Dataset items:

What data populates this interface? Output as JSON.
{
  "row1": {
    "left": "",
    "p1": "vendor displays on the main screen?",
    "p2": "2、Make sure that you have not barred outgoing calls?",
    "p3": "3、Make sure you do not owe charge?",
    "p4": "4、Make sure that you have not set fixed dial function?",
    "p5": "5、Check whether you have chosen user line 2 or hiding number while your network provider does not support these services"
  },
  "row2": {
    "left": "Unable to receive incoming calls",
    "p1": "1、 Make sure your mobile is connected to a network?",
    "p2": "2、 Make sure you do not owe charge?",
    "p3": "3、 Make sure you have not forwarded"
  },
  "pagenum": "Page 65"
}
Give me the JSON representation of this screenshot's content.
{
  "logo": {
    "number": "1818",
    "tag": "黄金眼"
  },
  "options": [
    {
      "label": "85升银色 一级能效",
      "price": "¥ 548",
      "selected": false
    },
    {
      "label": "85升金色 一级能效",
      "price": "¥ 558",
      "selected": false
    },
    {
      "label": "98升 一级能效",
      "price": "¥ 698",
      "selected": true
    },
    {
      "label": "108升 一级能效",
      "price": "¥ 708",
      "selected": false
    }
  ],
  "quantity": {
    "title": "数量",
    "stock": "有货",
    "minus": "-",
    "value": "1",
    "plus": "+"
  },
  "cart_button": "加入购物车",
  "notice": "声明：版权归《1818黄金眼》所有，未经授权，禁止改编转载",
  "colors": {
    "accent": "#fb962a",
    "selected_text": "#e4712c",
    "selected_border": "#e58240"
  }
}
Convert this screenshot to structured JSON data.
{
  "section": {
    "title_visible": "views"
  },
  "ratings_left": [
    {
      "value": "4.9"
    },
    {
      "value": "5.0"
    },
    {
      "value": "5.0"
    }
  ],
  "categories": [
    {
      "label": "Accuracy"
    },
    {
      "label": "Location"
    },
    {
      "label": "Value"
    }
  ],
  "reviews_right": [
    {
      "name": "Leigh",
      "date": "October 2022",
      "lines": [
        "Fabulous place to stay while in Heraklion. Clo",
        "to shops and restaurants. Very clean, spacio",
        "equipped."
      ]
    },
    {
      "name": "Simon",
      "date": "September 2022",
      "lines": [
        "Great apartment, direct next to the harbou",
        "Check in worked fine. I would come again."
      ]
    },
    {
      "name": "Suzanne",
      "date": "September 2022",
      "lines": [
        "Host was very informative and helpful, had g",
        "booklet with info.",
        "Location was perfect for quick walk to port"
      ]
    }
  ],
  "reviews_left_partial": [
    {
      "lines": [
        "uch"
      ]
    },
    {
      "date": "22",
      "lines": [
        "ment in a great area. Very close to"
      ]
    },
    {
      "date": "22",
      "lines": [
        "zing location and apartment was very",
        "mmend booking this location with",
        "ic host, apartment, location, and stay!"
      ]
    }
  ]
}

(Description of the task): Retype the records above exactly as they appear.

(Written response):
What data populates this interface? Output as JSON.
{
  "row1": {
    "left": "",
    "p1": "vendor displays on the main screen?",
    "p2": "2、Make sure that you have not barred outgoing calls?",
    "p3": "3、Make sure you do not owe charge?",
    "p4": "4、Make sure that you have not set fixed dial function?",
    "p5": "5、Check whether you have chosen user line 2 or hiding number while your network provider does not support these services"
  },
  "row2": {
    "left": "Unable to receive incoming calls",
    "p1": "1、 Make sure your mobile is connected to a network?",
    "p2": "2、 Make sure you do not owe charge?",
    "p3": "3、 Make sure you have not forwarded"
  },
  "pagenum": "Page 65"
}
Give me the JSON representation of this screenshot's content.
{
  "logo": {
    "number": "1818",
    "tag": "黄金眼"
  },
  "options": [
    {
      "label": "85升银色 一级能效",
      "price": "¥ 548",
      "selected": false
    },
    {
      "label": "85升金色 一级能效",
      "price": "¥ 558",
      "selected": false
    },
    {
      "label": "98升 一级能效",
      "price": "¥ 698",
      "selected": true
    },
    {
      "label": "108升 一级能效",
      "price": "¥ 708",
      "selected": false
    }
  ],
  "quantity": {
    "title": "数量",
    "stock": "有货",
    "minus": "-",
    "value": "1",
    "plus": "+"
  },
  "cart_button": "加入购物车",
  "notice": "声明：版权归《1818黄金眼》所有，未经授权，禁止改编转载",
  "colors": {
    "accent": "#fb962a",
    "selected_text": "#e4712c",
    "selected_border": "#e58240"
  }
}
Convert this screenshot to structured JSON data.
{
  "section": {
    "title_visible": "views"
  },
  "ratings_left": [
    {
      "value": "4.9"
    },
    {
      "value": "5.0"
    },
    {
      "value": "5.0"
    }
  ],
  "categories": [
    {
      "label": "Accuracy"
    },
    {
      "label": "Location"
    },
    {
      "label": "Value"
    }
  ],
  "reviews_right": [
    {
      "name": "Leigh",
      "date": "October 2022",
      "lines": [
        "Fabulous place to stay while in Heraklion. Clo",
        "to shops and restaurants. Very clean, spacio",
        "equipped."
      ]
    },
    {
      "name": "Simon",
      "date": "September 2022",
      "lines": [
        "Great apartment, direct next to the harbou",
        "Check in worked fine. I would come again."
      ]
    },
    {
      "name": "Suzanne",
      "date": "September 2022",
      "lines": [
        "Host was very informative and helpful, had g",
        "booklet with info.",
        "Location was perfect for quick walk to port"
      ]
    }
  ],
  "reviews_left_partial": [
    {
      "lines": [
        "uch"
      ]
    },
    {
      "date": "22",
      "lines": [
        "ment in a great area. Very close to"
      ]
    },
    {
      "date": "22",
      "lines": [
        "zing location and apartment was very",
        "mmend booking this location with",
        "ic host, apartment, location, and stay!"
      ]
    }
  ]
}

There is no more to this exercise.